Well from what I’ve researched, the Zimmerwald Movement as a whole was the developmental and experimental stage of something much larger to come. Of course this stage broke bridges within parties, the Zimmerwald Left and the movement itself. However the breaking points themselves had been simmering amongst the Socialist stew for a while and would have just been revealed once ruling Socialist began exploring their own peace policies. Willie Thompson’s 1989 review of R Craig Nation’s War on War: Lenin, The Zimmerwald Left and the origins of communist internationalism put it as we have to see the Bolshevik revolution as a projection of the Zimmerwald strategy and not just a Russian affair. Like how today South Korean and American forces simulate conflict with the DPRK in training exercises without reaching an agreeable solution to nuetralise the nuclear threat. We can thank the movement for the groundwork but for socialism to have taken place where it did, it needed years of weak tsarist rule and meticulous planning by Bolshevik minds. Robert D Warth reviewing the same work goes on to say that only Marxist connoisseurs would have remember the Zimmerwald Movement if the Tsar had survived the war. This is suggestive of the unrest following the conferences as being more progressive and thereby more publicly noteworthy than the resolutions argued over in those Swiss hotels.

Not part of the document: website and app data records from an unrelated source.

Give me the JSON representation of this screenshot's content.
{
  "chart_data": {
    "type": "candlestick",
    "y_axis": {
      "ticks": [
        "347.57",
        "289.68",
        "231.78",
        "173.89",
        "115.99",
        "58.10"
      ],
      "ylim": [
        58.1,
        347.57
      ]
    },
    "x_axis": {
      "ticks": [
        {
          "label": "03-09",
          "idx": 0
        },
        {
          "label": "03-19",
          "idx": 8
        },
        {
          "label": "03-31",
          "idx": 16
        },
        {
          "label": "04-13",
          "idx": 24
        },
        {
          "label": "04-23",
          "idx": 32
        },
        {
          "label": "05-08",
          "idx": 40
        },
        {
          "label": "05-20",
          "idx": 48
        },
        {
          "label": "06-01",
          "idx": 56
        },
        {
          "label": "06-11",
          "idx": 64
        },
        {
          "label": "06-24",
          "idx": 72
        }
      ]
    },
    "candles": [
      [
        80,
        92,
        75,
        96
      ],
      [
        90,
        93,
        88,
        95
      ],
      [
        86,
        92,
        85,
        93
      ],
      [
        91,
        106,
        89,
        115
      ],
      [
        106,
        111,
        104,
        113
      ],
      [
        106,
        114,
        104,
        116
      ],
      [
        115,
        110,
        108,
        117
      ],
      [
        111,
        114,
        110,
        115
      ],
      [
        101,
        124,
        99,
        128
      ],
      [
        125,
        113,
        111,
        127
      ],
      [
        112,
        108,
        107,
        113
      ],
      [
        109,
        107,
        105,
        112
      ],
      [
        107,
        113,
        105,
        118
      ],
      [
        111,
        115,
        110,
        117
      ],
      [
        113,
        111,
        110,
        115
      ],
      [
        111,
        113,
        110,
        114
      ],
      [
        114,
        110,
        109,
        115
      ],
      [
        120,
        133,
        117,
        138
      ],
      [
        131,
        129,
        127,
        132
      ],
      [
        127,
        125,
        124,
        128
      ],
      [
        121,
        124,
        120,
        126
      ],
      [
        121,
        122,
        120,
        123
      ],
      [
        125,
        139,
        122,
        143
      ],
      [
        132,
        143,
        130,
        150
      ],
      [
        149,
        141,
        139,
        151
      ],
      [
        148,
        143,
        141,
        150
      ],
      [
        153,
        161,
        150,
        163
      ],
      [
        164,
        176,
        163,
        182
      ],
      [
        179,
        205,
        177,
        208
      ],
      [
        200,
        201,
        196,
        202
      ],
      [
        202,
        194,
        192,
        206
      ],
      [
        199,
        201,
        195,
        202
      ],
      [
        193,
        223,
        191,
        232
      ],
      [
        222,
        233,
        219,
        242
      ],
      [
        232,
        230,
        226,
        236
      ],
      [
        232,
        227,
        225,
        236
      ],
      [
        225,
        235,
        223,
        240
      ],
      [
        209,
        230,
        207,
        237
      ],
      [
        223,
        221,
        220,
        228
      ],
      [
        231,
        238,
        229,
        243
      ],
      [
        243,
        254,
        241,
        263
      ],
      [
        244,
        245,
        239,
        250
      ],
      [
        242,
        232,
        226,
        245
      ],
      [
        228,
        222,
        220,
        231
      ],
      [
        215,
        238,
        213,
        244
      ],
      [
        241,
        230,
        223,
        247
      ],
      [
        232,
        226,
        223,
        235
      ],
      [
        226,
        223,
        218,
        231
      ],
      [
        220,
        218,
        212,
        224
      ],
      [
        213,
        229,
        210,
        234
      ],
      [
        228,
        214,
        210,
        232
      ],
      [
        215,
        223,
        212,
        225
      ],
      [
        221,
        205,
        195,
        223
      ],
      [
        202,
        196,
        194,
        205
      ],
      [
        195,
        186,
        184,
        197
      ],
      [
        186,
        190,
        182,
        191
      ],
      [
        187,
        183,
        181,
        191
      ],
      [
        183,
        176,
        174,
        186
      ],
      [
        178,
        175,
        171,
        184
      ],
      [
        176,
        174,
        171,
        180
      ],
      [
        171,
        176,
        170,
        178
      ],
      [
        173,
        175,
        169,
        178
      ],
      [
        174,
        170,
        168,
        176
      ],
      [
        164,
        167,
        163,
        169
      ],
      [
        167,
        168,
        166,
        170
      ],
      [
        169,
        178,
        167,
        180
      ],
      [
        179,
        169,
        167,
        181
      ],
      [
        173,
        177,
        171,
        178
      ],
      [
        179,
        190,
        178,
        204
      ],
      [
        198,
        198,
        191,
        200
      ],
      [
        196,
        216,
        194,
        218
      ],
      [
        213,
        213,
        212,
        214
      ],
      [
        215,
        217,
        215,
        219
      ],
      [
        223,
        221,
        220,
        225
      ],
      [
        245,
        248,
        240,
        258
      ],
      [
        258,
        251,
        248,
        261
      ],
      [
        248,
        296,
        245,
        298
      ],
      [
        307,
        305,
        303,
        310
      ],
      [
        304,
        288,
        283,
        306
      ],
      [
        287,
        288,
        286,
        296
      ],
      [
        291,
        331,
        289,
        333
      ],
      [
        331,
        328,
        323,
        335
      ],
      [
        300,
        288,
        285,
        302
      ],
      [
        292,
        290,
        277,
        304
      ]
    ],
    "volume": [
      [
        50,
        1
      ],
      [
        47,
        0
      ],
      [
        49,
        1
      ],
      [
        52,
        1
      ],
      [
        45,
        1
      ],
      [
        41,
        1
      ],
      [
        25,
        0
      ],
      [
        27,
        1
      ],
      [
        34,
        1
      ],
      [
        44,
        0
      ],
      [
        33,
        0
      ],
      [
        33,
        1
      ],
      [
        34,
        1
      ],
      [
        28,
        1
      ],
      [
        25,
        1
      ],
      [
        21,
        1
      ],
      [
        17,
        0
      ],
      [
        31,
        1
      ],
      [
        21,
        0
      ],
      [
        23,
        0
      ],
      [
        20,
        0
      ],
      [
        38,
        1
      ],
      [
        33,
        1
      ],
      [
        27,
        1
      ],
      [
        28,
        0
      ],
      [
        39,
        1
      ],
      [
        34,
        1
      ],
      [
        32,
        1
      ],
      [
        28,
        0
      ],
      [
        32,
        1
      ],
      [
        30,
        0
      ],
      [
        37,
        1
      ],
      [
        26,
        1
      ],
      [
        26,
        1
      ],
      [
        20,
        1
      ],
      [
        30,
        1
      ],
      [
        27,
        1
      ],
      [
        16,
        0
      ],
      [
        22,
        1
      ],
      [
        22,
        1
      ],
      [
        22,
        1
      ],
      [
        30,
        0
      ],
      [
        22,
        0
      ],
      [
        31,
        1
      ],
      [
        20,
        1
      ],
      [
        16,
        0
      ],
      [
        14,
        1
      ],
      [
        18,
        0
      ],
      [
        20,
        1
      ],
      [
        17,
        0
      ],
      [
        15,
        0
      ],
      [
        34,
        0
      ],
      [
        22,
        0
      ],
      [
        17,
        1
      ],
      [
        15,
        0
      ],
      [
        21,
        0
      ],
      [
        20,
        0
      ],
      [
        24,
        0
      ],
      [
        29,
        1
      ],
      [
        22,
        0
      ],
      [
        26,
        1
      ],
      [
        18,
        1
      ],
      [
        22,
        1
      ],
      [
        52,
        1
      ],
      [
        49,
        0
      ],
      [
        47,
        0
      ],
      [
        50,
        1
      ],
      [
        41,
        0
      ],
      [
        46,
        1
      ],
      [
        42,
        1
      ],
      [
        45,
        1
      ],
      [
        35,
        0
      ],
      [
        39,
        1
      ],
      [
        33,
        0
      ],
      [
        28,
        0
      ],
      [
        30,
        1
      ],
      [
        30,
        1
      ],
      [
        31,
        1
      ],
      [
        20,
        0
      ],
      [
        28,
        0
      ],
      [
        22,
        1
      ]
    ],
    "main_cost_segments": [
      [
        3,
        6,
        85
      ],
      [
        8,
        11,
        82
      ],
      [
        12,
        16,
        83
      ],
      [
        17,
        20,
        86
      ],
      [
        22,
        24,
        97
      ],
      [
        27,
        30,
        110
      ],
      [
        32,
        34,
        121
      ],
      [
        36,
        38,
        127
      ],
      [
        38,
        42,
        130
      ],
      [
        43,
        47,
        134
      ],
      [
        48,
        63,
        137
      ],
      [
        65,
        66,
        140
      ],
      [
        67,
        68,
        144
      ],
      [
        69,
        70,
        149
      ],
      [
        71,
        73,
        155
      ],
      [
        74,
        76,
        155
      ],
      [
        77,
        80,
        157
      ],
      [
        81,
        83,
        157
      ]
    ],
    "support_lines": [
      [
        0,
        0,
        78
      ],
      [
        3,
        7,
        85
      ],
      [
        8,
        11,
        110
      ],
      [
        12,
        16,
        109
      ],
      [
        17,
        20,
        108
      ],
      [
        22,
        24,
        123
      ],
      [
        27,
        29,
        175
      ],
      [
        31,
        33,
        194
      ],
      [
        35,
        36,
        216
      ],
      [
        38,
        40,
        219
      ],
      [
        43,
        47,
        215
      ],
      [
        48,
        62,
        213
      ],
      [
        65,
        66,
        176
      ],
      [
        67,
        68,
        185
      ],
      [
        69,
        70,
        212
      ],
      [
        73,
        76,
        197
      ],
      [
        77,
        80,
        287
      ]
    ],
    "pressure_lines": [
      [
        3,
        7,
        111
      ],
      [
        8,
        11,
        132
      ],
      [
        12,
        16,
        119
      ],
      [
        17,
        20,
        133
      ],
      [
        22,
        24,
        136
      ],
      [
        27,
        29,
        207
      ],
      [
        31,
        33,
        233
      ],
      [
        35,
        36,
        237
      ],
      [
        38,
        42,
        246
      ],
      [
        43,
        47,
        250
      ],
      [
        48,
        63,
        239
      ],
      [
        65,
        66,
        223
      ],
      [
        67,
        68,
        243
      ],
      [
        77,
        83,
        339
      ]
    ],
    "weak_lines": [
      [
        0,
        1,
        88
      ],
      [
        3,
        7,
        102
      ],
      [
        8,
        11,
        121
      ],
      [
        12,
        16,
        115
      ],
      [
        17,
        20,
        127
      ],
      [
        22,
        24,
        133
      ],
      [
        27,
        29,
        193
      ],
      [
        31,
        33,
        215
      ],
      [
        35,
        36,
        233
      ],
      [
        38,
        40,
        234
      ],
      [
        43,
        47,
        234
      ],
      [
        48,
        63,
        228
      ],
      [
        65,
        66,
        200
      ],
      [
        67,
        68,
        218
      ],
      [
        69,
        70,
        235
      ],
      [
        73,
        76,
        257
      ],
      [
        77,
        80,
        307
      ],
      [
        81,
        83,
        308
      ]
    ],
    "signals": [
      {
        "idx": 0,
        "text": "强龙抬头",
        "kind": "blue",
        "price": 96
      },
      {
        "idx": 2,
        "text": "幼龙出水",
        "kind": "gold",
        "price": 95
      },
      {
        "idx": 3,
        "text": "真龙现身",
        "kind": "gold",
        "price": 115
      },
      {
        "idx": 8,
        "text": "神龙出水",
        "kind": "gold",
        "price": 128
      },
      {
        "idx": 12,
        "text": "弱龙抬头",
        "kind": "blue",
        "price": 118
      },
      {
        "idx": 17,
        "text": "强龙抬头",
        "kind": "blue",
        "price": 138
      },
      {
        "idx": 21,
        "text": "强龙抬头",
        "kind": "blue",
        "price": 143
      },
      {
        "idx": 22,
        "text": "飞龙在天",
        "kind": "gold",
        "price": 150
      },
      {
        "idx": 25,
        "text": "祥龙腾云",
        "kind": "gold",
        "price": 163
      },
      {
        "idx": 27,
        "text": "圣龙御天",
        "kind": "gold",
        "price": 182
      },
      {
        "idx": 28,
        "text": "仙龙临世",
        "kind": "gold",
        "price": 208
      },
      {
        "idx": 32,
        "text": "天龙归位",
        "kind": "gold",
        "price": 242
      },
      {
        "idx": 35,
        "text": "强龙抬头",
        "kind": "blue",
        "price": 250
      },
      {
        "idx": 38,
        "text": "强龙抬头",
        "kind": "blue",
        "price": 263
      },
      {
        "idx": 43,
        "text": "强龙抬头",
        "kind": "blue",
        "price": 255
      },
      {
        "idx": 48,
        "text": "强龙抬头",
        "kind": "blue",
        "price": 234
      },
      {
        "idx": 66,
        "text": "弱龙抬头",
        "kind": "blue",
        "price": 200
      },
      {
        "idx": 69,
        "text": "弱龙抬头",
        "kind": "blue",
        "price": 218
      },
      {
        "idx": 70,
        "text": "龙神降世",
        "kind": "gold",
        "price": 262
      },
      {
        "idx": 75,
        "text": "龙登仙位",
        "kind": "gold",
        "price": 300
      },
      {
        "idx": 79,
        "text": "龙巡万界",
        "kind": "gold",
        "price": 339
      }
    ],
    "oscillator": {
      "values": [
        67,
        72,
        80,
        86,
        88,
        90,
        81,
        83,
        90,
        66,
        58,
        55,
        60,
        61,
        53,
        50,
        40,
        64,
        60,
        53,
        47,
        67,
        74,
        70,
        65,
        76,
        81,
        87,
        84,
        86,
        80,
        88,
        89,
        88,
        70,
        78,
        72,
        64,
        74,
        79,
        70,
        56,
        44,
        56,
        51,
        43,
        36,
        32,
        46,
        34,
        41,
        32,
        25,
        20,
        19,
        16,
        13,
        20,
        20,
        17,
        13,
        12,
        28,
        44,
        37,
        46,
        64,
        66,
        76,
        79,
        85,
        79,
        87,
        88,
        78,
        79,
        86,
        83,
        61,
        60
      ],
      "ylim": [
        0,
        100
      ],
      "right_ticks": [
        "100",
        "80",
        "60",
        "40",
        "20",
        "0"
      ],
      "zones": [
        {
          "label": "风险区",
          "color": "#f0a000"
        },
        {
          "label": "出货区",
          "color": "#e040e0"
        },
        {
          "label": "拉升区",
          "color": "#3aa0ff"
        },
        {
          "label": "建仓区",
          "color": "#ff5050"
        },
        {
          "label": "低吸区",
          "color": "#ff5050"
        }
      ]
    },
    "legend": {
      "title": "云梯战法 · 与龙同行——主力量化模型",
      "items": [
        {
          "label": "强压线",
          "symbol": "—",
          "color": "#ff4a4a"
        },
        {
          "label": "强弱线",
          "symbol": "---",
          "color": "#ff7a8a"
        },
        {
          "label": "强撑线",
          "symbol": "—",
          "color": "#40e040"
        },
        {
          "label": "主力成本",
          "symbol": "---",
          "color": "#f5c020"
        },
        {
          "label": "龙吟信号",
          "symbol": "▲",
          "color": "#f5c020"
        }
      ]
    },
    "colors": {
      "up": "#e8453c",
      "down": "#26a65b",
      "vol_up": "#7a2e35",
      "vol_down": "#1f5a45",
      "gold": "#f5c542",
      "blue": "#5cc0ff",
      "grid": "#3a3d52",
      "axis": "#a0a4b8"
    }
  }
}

Where this movement did strive and something Warth picked up on is that the conferences brought out the rhetoric of the most influential anti-imperialist empire in history. Think of it as if you were refining an essay… ready for nation building rather than marking. The conferences were an excellent think tank for Lenin who could pick and choose the ideas that appealed to him even if they were not all put into practice. This is reflected in Swiss historian Julia Richers’ remark that “the Zimmerwald Conference was the founding mythos of the Soviet Union” and by the fact that Zimmerwald is the only Swiss village named locally on Soviet maps. The movement may have made minimal impact globally and to those of us who aren’t planning on seizing Petrograd’s means of production anytime soon but it meant everything developmentally to those of whom could bring change. See? that’s what you get when you bring Socialism to the dinner table: sweaty facial hair, an assaulted Frenchman and an equally fun Soviet regime.